The housing situation with respect to living space has improved considerably over the decades, even though you can still find many very small apartments mainly in the large cities and in central Tokyo, in particular.

Most rooms come with tatami floors or wooden floors, while fully carpeted rooms are rare. Some apartments come with both, tatami rooms and wooden floor rooms, while others do not contain any tatami room.

LDK is an abbreviation frequently used in the world of Japanese real estate to describe apartments. It stands for Living, Dining and Kitchen area, and is preceeded by the number of rooms. Some examples are:

  • 1K = one room apartment with kitchen
  • 1DK = one room apartment with dining and kitchen area
  • 1LDK = one room apartment with a living, dining and kitchen area

In addition, most apartments come with a bathroom, a toilet room and an entrance area (genkan) where the shoes are taken off.

The following are the repeating fees associated with renting an apartment:
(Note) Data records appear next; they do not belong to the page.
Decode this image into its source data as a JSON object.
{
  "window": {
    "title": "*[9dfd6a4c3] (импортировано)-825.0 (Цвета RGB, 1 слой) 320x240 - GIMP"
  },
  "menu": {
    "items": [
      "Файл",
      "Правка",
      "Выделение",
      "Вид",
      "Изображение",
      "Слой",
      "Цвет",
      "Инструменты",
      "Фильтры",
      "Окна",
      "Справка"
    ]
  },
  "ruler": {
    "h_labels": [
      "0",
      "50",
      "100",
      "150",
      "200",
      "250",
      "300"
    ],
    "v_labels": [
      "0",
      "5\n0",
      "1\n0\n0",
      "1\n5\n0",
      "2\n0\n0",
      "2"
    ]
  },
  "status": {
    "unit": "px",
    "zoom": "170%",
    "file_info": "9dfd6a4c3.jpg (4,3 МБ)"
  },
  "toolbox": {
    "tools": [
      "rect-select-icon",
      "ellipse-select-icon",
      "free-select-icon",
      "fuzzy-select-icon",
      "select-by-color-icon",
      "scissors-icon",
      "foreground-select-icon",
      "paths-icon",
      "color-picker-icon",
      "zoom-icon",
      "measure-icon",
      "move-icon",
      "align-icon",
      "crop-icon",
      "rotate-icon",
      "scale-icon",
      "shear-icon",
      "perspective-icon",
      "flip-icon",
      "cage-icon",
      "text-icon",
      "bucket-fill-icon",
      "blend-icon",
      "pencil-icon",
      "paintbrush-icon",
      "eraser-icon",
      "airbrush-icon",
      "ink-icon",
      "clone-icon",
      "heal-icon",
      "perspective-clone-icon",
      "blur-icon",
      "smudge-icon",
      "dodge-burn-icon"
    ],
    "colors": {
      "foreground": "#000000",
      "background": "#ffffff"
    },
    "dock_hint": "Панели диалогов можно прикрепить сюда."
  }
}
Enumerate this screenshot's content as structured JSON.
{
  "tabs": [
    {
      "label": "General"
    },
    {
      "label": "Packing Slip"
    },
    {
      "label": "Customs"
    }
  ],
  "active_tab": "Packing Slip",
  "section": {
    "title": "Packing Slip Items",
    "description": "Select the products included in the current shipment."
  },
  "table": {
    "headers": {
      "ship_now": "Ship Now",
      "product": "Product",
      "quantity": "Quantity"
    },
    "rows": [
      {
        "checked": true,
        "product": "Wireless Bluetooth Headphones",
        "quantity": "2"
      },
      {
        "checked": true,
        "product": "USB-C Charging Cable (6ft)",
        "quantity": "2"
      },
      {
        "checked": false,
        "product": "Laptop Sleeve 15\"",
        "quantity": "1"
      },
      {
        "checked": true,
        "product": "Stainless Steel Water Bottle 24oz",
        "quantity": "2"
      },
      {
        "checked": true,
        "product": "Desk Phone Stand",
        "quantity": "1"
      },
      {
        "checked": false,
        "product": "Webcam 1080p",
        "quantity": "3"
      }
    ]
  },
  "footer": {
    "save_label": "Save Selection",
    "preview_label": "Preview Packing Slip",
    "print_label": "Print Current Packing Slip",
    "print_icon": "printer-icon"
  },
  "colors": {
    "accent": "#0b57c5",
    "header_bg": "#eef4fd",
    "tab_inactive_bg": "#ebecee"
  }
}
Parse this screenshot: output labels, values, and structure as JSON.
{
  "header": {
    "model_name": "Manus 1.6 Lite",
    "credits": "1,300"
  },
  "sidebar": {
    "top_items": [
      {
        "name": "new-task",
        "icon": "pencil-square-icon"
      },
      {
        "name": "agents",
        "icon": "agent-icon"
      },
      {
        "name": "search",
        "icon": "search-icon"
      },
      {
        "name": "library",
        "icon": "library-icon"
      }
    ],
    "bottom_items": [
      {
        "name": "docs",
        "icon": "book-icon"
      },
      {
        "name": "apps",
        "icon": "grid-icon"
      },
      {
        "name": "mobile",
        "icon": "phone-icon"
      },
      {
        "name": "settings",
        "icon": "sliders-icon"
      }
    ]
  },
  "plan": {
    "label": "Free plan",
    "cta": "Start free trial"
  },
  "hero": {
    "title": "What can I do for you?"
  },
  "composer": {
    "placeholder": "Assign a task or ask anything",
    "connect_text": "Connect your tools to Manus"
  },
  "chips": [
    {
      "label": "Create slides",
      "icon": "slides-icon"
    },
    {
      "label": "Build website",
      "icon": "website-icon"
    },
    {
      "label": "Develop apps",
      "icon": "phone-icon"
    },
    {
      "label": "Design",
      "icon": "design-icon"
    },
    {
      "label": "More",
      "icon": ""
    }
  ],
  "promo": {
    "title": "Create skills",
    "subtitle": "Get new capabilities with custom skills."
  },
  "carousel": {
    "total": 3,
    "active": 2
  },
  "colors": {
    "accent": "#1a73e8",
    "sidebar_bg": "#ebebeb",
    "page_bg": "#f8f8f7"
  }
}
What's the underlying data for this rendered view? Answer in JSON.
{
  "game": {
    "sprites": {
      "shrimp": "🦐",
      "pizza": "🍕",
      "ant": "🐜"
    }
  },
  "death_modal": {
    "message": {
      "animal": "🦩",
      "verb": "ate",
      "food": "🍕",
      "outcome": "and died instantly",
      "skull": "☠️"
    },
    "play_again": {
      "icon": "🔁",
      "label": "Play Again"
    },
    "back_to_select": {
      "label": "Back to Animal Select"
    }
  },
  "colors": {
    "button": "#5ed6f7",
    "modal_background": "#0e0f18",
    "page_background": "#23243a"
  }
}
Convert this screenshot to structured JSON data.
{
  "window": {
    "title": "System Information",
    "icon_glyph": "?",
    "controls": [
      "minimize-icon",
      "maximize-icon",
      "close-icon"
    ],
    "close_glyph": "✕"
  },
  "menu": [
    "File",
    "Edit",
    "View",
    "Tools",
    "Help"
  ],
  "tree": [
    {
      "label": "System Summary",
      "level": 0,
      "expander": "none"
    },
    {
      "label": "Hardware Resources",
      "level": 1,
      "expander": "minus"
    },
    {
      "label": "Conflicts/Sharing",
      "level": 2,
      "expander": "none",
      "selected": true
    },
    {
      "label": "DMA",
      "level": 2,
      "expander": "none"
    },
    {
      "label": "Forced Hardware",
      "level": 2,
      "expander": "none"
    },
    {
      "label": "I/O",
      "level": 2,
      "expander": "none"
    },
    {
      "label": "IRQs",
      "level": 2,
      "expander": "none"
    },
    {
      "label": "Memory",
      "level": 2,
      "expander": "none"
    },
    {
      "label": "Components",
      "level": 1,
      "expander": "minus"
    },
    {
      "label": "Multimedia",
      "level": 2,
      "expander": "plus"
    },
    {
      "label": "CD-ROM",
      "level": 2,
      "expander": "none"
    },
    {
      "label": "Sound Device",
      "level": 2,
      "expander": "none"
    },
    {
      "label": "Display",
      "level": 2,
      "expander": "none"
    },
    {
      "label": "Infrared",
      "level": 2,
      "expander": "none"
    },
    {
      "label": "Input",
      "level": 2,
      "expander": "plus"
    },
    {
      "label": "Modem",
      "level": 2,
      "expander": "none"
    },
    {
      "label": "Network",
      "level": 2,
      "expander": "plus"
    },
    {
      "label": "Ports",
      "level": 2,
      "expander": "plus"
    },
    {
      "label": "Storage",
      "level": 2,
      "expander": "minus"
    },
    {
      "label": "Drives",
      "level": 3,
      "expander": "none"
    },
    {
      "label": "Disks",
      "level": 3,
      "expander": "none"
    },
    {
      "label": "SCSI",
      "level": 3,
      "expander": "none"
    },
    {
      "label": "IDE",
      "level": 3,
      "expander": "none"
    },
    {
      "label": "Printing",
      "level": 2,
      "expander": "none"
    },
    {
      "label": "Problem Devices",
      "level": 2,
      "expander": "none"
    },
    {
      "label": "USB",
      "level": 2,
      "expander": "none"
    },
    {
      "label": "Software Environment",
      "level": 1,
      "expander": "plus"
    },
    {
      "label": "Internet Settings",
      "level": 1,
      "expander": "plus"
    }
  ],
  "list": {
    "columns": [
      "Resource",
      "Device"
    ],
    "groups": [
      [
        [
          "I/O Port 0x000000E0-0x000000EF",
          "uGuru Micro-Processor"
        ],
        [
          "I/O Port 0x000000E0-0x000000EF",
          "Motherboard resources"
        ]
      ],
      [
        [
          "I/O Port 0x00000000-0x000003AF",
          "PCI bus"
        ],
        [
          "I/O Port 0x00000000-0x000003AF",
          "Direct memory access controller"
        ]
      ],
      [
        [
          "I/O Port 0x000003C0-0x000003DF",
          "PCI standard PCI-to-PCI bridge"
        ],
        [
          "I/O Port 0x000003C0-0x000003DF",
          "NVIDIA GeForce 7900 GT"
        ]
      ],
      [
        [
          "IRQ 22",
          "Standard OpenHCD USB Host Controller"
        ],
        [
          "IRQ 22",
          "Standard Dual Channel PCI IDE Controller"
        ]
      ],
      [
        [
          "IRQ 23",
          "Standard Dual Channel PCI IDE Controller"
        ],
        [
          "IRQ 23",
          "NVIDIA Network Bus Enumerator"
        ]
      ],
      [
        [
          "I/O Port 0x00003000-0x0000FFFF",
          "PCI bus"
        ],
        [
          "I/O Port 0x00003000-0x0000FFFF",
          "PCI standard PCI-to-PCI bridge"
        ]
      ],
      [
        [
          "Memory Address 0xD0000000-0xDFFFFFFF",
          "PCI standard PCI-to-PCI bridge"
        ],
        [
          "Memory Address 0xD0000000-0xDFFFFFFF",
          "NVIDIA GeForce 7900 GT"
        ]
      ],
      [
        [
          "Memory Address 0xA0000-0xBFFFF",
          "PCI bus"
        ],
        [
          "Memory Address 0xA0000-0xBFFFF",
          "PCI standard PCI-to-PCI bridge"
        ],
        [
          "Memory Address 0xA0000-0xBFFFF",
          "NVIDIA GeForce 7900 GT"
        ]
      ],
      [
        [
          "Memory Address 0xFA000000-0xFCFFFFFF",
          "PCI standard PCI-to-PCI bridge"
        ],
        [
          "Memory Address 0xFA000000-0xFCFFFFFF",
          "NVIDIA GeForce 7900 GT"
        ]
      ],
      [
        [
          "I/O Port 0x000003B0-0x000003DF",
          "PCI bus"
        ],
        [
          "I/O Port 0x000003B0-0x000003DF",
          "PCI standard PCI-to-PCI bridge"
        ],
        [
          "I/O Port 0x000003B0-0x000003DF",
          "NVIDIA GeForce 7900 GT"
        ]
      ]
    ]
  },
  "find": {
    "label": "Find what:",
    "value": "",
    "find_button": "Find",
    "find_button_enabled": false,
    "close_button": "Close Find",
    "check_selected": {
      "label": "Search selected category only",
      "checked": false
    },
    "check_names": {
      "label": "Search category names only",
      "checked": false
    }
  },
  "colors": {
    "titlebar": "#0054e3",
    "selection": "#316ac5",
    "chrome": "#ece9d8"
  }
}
  • Rent (yachin)
    The actual rent is paid monthly, usually through automatic bank transfer. It is due before the start of a new month.
  • Utilities
    In case of conventional apartments, the cost for utilities, such as gas and electricity, is not included in the rent. The opposite is sometimes true in case of companies that specifically target foreigners.
  • Maintenance fee (kanrihi/kyoekihi)
    In case of some apartments, a small monthly maintenance fee for expenses shared by all tenants of a building may have to be paid.
  • Insurance
    Some landlords may require you to insure your apartment.

The location and age of the building and the size and position of the apartment are the main factors that determine the cost of the rent:

Location: Apartments located close to city centers are most expensive. The difference in cost to apartments in the suburbs or even neighboring prefectures can be very large. Furthermore, the distance from the apartment to the nearest train station is crucial.

Age of building: Old buildings with small apartments are called apato ("apartment"), while modern buildings with larger apartments are refered to as manshon ("mansion"). Needless to say, manshons tend to be more comfortable and expensive.

Size: The size of rooms is measured in square meters or tatami mats (jo), even in case of rooms without tatami floor. One tatami mat is roughly 180 cm x 90 cm. Also in common use is the unit tsubo, which corresponds to the area of two tatami mats.

Position of apartments: Apartments that face to the south and receive a lot of sunlight tend to be more expensive.

Please visit also our page about how to find an apartment.


Moving in

Before moving into a new apartment, contact the utility companies' nearest offices in order to get the supply started on the day you move in.


Cities, city wards, towns and villages are generally responsible for water supply and sewerage. Tap water is safe for drinking. A water main valve can usually be found outside the apartment.


A circuit breaker switch is located inside the apartment. If you use too much electricity at once, the circuit breaker switch will automatically turn off. In that case, turn off some electric appliances and turn the circuit breaker switch back on. Read more about voltage and plugs.


Gas is used for cooking, hot water and gas heaters. There are various types of gas depending on the region and supplier. If you acquire a gas appliance, make sure that it is compatible with the type of gas in your apartment.

Gas is dangerous. In case you smell gas, turn off the gas valve, extinguish open fires, open all windows and doors, and do not turn on any electrical appliances until you find the cause of the problem. If you cannot find the cause, inform the gas company. It is recommended to use gas leak detectors. Switch off the main gas valve after big earthquakes.

Bill payment

Utility bills can be paid at the utility companies' offices, banks, postal offices, convenience stores and through automatic transfer from bank accounts.

Moving out

Before moving out, inform the utility companies to stop the supply on the day you move out.